• Description of the task:
Report every line in the records below that holds the word "screenshot".

• Interface dataset entries:
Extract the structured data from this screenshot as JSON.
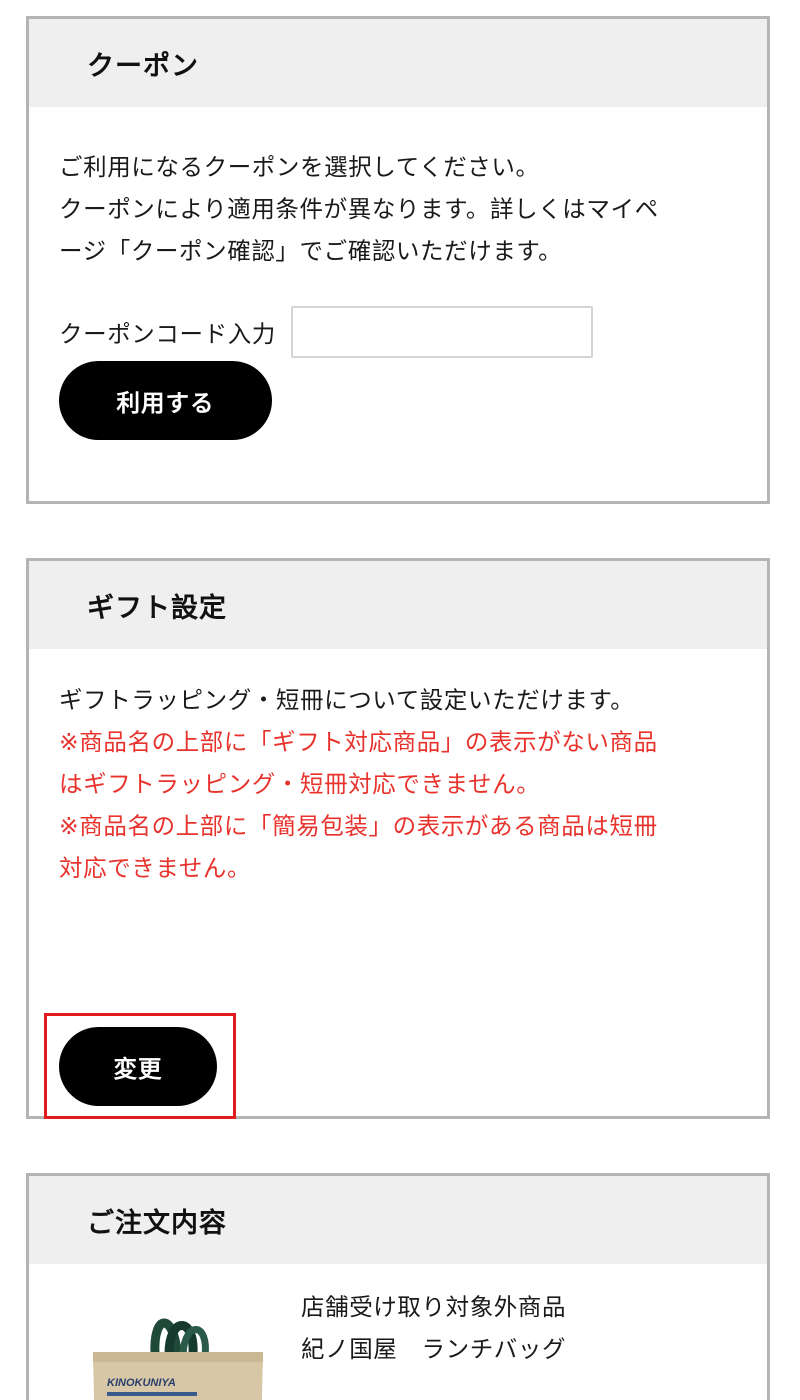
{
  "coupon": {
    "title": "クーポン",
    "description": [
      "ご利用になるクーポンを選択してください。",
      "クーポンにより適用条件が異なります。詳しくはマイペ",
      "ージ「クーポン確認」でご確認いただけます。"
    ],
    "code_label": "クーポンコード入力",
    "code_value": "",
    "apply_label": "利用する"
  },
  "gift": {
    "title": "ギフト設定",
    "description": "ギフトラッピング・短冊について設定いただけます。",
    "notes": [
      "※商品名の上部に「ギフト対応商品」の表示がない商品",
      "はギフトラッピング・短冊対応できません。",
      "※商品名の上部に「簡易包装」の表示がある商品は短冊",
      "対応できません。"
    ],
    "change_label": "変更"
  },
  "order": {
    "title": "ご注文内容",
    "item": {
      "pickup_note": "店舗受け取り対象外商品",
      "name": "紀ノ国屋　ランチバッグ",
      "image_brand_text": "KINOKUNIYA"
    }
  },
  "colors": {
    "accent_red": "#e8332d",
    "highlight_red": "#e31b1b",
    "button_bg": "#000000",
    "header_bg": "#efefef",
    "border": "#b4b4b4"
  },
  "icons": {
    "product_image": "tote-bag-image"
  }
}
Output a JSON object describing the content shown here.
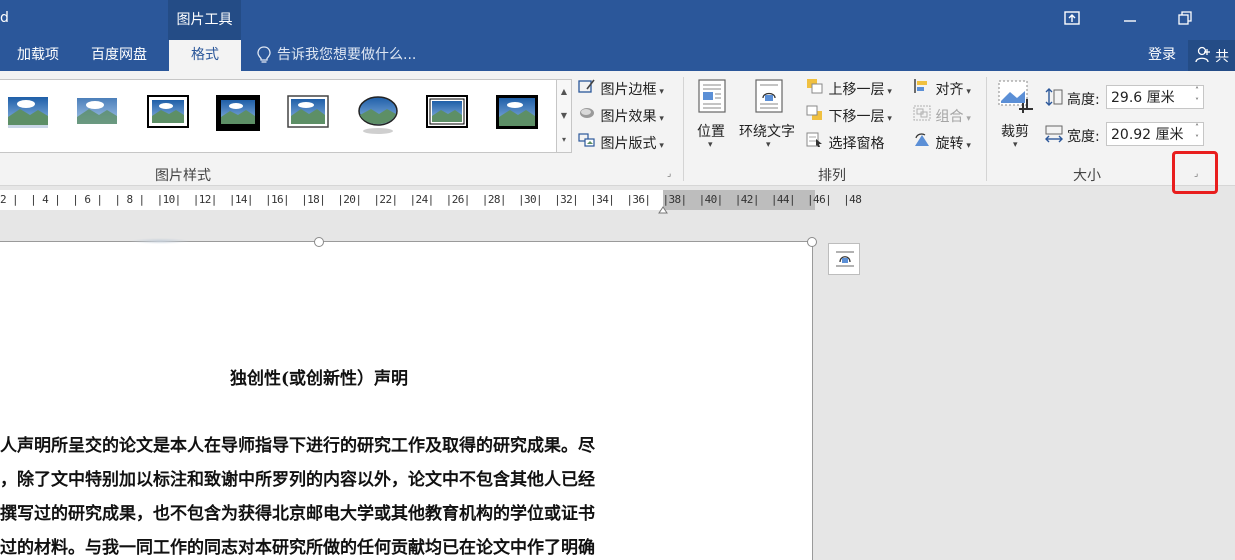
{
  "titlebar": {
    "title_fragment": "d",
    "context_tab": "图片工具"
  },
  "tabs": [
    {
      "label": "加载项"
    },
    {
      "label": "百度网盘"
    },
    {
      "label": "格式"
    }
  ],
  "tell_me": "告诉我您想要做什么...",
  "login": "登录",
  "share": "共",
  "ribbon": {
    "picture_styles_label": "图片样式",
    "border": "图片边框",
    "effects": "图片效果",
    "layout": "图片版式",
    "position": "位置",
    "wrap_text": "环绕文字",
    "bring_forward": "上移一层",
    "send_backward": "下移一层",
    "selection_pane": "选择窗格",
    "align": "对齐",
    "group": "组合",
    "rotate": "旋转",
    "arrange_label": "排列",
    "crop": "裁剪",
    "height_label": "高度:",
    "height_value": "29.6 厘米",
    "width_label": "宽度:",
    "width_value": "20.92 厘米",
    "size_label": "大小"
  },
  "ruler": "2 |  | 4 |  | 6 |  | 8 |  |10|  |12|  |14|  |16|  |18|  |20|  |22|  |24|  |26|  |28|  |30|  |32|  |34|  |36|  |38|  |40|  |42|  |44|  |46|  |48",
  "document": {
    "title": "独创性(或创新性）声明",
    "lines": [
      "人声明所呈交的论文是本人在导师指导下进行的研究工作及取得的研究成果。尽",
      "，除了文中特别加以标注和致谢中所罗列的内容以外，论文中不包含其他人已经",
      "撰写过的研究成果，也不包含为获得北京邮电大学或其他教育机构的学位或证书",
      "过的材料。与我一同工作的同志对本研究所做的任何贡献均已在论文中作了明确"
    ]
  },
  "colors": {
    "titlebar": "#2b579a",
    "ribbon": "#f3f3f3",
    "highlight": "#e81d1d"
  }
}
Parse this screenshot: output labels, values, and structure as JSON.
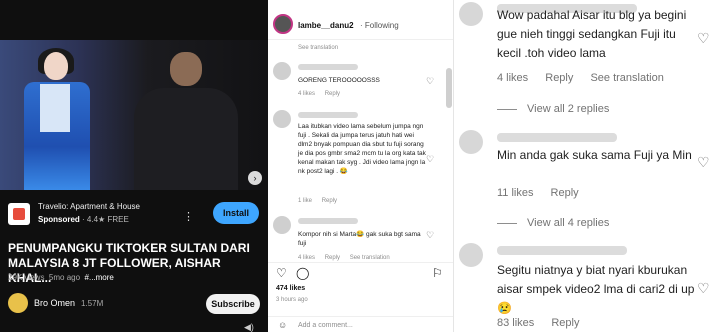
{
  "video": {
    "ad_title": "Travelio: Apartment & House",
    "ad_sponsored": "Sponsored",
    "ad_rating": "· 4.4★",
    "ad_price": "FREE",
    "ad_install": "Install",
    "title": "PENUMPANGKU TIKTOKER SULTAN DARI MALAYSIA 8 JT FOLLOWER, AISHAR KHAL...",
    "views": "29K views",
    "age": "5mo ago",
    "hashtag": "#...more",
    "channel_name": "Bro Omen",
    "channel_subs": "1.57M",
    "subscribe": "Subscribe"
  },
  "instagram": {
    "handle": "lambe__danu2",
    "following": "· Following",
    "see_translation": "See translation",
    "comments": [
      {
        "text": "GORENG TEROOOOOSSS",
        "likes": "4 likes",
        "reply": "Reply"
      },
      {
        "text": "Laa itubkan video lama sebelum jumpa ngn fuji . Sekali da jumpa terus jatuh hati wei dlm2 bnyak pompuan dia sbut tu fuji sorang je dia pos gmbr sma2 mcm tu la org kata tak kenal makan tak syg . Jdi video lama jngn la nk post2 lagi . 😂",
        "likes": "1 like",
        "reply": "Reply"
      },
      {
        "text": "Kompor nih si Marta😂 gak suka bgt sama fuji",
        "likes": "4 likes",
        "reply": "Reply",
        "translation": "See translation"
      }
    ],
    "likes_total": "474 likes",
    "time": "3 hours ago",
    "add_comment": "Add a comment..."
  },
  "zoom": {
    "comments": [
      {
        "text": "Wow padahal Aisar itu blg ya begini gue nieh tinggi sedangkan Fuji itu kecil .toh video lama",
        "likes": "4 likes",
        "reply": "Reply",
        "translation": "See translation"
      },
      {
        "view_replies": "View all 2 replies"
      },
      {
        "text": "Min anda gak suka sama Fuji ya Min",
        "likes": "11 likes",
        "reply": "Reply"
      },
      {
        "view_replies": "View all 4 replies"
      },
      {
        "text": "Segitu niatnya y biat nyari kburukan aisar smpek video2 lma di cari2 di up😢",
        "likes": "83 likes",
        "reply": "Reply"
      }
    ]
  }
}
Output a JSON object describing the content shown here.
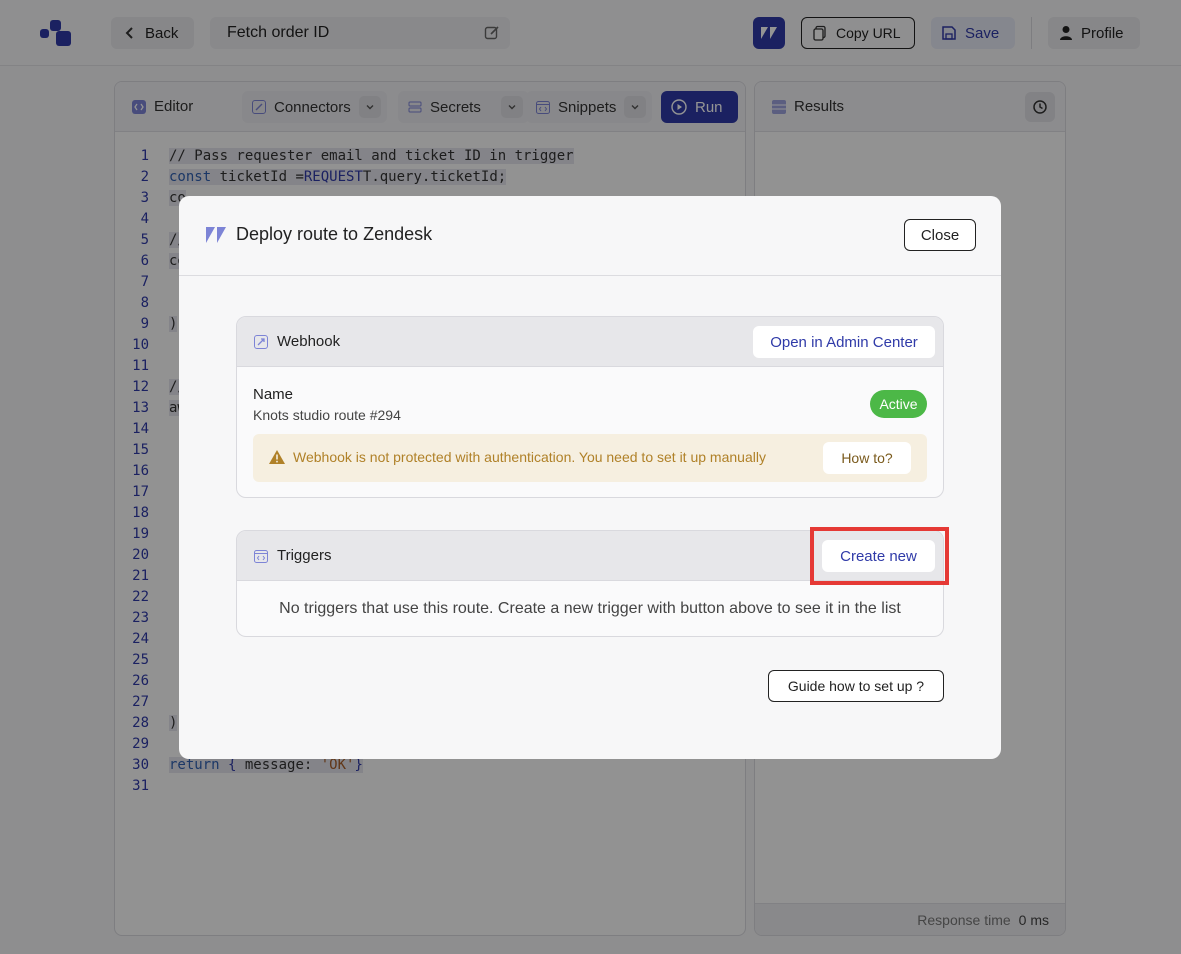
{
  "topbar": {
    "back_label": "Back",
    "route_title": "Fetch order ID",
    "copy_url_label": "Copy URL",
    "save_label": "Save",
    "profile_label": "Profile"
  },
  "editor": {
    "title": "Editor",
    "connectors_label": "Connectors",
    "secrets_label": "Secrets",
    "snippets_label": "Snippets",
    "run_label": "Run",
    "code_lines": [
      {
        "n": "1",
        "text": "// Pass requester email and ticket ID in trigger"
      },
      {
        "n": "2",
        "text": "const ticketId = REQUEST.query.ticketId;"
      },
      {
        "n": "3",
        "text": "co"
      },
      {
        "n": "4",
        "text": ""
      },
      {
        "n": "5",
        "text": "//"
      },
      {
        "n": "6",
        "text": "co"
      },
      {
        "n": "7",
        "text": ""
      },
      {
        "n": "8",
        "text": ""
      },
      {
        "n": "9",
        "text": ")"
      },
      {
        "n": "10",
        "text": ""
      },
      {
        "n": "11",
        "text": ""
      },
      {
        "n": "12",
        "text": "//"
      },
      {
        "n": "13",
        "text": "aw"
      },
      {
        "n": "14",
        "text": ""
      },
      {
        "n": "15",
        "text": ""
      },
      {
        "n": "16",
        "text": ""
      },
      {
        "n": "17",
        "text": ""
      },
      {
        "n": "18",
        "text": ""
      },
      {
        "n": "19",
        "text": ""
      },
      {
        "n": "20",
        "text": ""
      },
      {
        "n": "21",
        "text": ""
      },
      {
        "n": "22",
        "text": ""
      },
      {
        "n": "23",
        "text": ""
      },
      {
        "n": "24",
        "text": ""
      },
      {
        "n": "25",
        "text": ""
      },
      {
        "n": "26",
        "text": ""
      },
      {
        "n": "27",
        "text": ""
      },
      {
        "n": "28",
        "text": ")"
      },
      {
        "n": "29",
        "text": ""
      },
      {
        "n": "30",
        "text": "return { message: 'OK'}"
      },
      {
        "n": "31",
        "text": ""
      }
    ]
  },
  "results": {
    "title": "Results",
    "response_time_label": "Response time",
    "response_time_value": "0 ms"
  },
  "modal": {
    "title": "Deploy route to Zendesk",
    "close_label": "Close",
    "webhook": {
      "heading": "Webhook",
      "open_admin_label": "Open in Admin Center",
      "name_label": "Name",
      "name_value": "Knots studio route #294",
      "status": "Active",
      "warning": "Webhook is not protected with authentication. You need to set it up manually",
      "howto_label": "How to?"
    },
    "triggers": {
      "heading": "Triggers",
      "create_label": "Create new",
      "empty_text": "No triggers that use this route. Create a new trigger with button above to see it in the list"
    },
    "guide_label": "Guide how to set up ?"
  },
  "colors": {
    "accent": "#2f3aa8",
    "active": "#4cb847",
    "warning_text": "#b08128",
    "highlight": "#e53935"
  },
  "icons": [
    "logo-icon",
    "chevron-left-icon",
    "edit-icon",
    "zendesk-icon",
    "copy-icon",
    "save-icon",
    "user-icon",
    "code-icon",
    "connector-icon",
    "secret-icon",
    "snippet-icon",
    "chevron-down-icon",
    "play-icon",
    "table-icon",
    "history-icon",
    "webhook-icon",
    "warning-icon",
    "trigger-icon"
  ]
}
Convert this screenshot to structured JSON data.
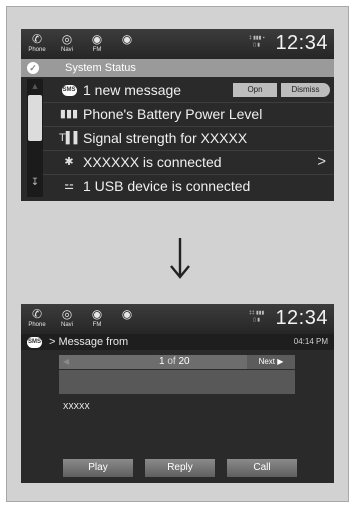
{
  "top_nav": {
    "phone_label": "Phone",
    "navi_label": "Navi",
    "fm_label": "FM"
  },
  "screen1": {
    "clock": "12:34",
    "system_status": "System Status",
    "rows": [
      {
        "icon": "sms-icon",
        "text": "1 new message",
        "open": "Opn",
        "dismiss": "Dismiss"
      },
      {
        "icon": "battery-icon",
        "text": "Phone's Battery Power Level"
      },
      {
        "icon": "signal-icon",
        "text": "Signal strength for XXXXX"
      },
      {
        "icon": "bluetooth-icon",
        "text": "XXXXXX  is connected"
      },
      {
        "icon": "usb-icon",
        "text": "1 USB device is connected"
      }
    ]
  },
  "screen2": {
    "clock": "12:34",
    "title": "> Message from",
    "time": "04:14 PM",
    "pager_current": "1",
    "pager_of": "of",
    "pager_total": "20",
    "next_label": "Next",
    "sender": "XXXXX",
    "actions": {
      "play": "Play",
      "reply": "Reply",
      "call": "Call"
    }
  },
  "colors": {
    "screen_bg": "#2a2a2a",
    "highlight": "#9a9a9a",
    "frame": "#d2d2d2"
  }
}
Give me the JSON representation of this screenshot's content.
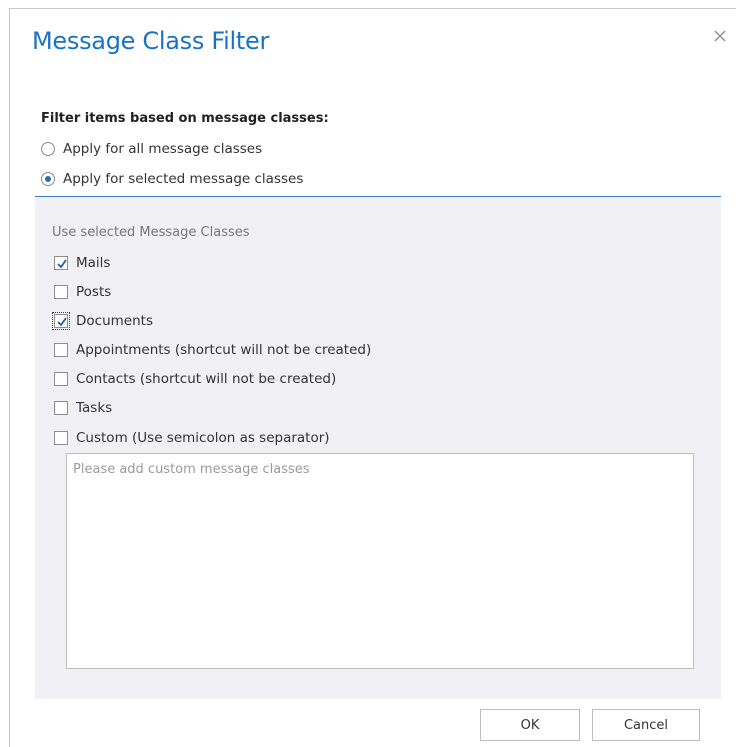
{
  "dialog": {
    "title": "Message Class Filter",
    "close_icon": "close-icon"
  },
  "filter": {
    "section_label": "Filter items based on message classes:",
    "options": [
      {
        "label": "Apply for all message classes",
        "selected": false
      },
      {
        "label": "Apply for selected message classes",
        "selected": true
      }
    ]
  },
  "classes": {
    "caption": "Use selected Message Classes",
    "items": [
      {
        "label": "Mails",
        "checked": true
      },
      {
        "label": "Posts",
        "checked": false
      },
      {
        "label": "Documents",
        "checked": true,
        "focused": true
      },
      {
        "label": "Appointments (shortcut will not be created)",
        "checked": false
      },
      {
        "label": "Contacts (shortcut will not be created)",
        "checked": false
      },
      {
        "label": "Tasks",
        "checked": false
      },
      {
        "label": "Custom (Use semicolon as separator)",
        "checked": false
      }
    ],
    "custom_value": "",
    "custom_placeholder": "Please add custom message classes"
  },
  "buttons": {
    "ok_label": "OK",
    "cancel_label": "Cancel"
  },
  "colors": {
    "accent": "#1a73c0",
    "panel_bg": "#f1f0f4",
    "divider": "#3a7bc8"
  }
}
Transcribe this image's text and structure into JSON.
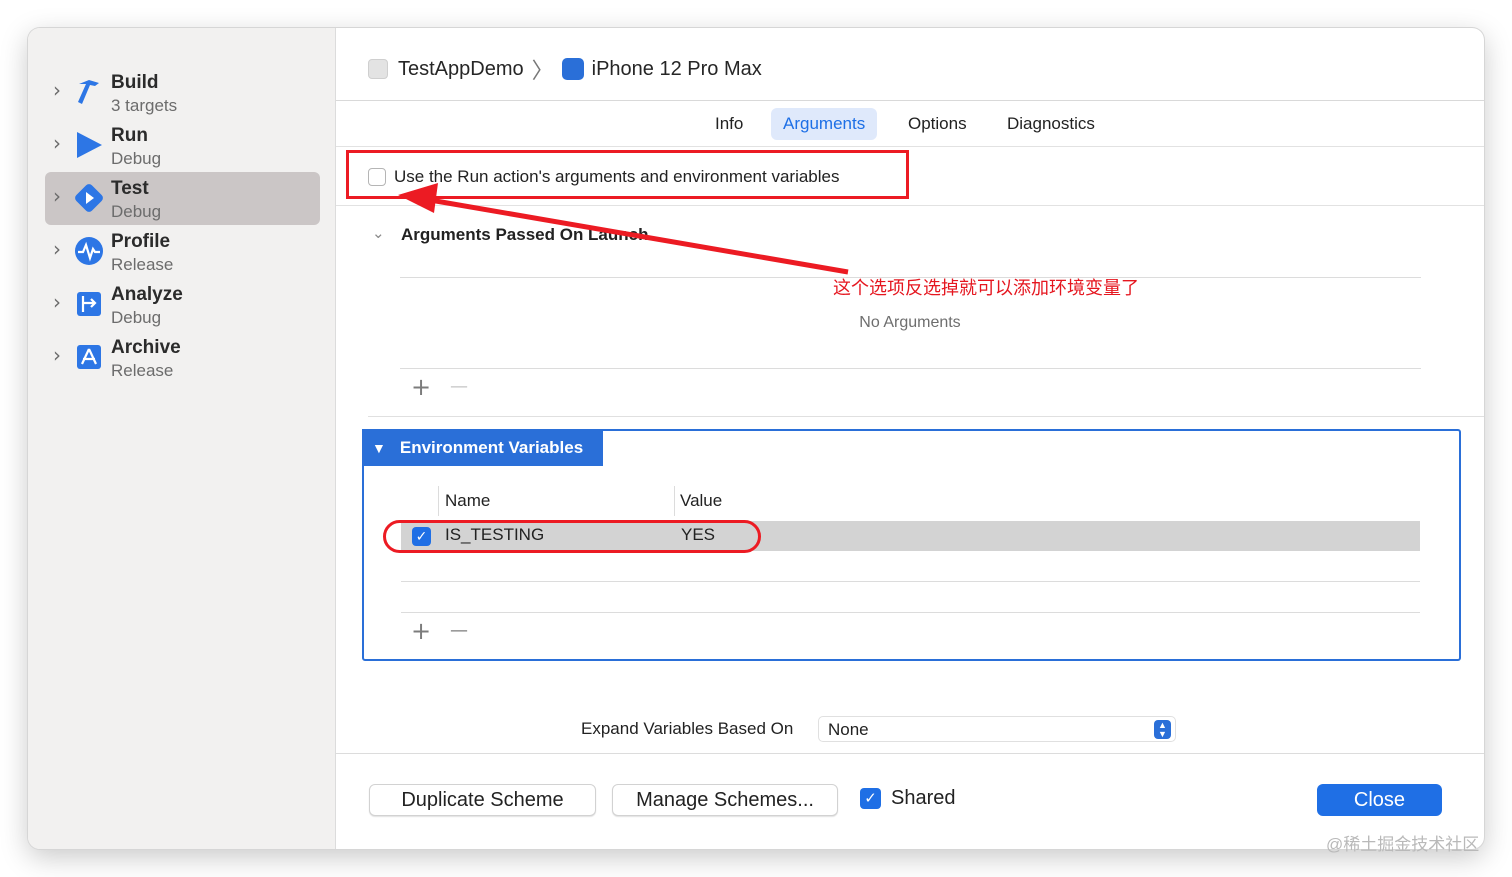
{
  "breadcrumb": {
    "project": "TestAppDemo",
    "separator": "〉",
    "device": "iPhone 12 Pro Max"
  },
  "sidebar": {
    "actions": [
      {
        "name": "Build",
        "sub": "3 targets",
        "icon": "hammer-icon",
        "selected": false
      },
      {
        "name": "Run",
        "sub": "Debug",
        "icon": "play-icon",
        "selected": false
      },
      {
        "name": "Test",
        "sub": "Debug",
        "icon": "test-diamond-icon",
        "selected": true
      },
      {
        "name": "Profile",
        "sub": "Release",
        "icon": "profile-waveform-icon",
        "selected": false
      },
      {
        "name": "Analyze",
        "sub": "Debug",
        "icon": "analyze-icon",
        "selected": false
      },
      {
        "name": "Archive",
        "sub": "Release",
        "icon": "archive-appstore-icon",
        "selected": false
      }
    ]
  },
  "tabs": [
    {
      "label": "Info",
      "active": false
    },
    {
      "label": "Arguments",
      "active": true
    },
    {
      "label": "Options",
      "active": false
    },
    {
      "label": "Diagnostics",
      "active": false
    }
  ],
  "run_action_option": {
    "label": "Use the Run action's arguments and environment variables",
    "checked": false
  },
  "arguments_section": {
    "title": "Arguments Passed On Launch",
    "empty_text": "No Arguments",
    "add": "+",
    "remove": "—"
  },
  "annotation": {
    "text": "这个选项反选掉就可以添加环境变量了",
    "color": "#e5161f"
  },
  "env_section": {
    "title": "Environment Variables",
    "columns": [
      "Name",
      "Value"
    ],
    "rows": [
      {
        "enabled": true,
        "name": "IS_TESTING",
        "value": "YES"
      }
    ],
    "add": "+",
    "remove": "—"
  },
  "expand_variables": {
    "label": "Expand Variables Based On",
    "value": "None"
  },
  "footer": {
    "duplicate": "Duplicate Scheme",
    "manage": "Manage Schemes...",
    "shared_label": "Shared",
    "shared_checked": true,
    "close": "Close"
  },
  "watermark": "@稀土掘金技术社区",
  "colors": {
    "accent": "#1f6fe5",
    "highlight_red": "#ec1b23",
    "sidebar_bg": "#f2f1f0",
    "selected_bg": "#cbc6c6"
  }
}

• Result for this exercise:
Extract the structured data from this screenshot as JSON.
Parse this screenshot: output labels, values, and structure as JSON.
Convert this screenshot to structured JSON data.
Give me the JSON representation of this screenshot's content.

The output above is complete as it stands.